(04/20/2010, 02:48 AM)mike3 Wrote:

Really really interesting.

Quote:with the term at interpreted as , so,

.

However, when viewed in the complex plane, we see that exp-series are just Fourier series

.

which represent a periodic function with period .

Thus it would seem that only periodic functions can be continuum-summed this way. Tetration is not periodic, so how could this help?

This is not completely true. The regular tetration in the base range has the form

where is a holomorphic function with and (this is the inverse of the Schröder function), is the fixed point and (and s is some arbitrary constant which you would choose to ascertain that .

So it is periodic.

If I consider Kneser's approach for we can obtain a related representation.

Kneser's approach also starts with the regular iteration at a complex fixed point. Lets call the corresponding superfunction which is not real on the real axis. If we call the real superfunction then we get that is a 1-periodic function, i.e.

This is not periodic, nonetheless we can expand it similar to a periodic function.

(for simplicity consdier contained in ).

The last factor is a 1-periodic function:

If we insert this into our previous equation:

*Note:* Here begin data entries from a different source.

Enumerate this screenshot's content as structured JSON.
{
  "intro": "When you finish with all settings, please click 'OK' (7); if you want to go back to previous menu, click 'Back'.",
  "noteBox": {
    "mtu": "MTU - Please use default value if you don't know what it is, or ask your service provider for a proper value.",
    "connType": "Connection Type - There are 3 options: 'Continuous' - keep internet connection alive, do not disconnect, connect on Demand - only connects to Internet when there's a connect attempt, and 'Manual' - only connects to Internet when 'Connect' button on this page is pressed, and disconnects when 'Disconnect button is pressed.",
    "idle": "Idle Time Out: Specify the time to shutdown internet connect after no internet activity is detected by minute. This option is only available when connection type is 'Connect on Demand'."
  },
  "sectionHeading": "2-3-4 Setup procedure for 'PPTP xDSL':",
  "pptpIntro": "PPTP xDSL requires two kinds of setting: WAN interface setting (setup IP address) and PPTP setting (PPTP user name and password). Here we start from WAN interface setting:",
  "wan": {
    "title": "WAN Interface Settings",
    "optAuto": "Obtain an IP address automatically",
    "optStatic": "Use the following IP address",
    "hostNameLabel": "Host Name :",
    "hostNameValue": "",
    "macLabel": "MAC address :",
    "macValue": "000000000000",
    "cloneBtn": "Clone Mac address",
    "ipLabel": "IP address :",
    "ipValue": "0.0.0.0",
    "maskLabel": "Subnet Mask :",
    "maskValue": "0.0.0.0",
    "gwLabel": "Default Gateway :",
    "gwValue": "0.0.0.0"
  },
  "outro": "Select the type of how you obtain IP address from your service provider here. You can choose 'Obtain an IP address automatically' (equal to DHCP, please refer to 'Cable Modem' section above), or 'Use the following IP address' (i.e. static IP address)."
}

So we have a double exponential series instead of a single series, but nevertheless you again can apply your exponential summation. Though I in the moment have not the time to carry it out myself (so either you do it or I do it later).